(Items from a data source)
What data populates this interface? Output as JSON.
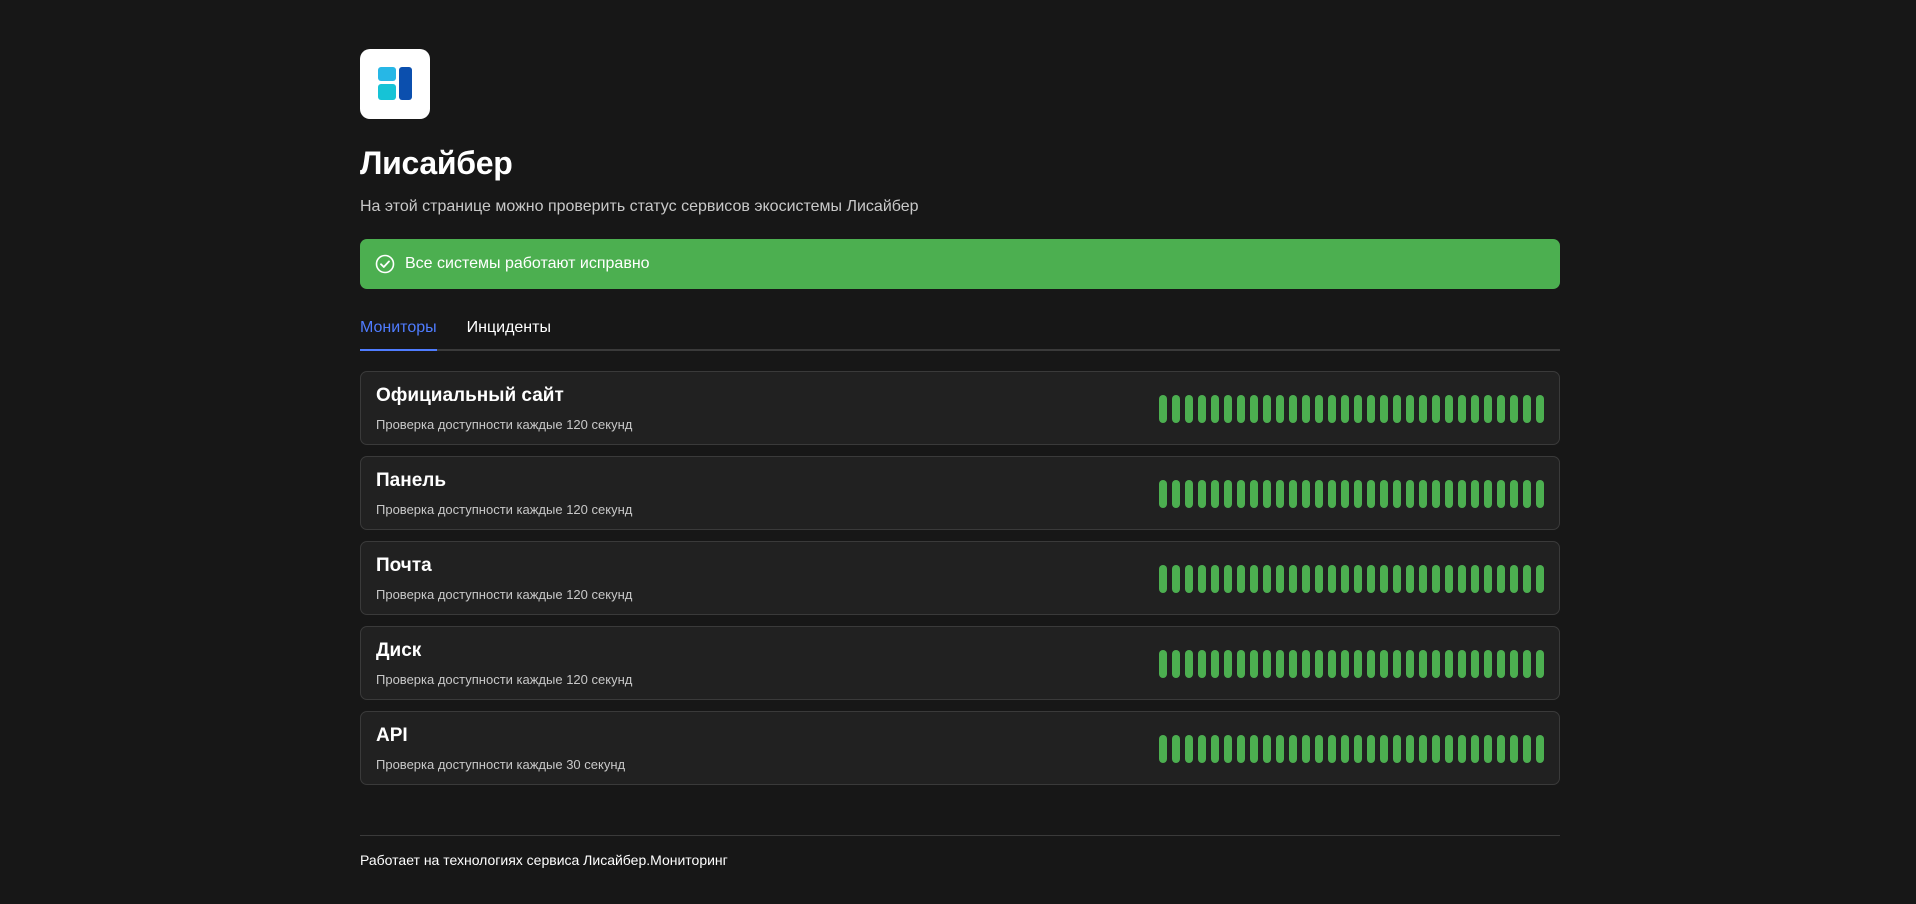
{
  "brand": {
    "logo_icon": "lisaiber-logo-icon",
    "title": "Лисайбер",
    "subtitle": "На этой странице можно проверить статус сервисов экосистемы Лисайбер"
  },
  "status_banner": {
    "icon": "check-circle-icon",
    "text": "Все системы работают исправно",
    "color": "#4caf50"
  },
  "tabs": [
    {
      "label": "Мониторы",
      "active": true
    },
    {
      "label": "Инциденты",
      "active": false
    }
  ],
  "accent_color": "#4f7cff",
  "monitors": [
    {
      "name": "Официальный сайт",
      "description": "Проверка доступности каждые 120 секунд",
      "status": "up"
    },
    {
      "name": "Панель",
      "description": "Проверка доступности каждые 120 секунд",
      "status": "up"
    },
    {
      "name": "Почта",
      "description": "Проверка доступности каждые 120 секунд",
      "status": "up"
    },
    {
      "name": "Диск",
      "description": "Проверка доступности каждые 120 секунд",
      "status": "up"
    },
    {
      "name": "API",
      "description": "Проверка доступности каждые 30 секунд",
      "status": "up"
    }
  ],
  "footer": {
    "text": "Работает на технологиях сервиса Лисайбер.Мониторинг"
  }
}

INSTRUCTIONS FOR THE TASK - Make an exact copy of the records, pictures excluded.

EXERCISE ANSWER -
What data populates this interface? Output as JSON.
{
  "brand": {
    "logo_icon": "lisaiber-logo-icon",
    "title": "Лисайбер",
    "subtitle": "На этой странице можно проверить статус сервисов экосистемы Лисайбер"
  },
  "status_banner": {
    "icon": "check-circle-icon",
    "text": "Все системы работают исправно",
    "color": "#4caf50"
  },
  "tabs": [
    {
      "label": "Мониторы",
      "active": true
    },
    {
      "label": "Инциденты",
      "active": false
    }
  ],
  "accent_color": "#4f7cff",
  "monitors": [
    {
      "name": "Официальный сайт",
      "description": "Проверка доступности каждые 120 секунд",
      "status": "up"
    },
    {
      "name": "Панель",
      "description": "Проверка доступности каждые 120 секунд",
      "status": "up"
    },
    {
      "name": "Почта",
      "description": "Проверка доступности каждые 120 секунд",
      "status": "up"
    },
    {
      "name": "Диск",
      "description": "Проверка доступности каждые 120 секунд",
      "status": "up"
    },
    {
      "name": "API",
      "description": "Проверка доступности каждые 30 секунд",
      "status": "up"
    }
  ],
  "footer": {
    "text": "Работает на технологиях сервиса Лисайбер.Мониторинг"
  }
}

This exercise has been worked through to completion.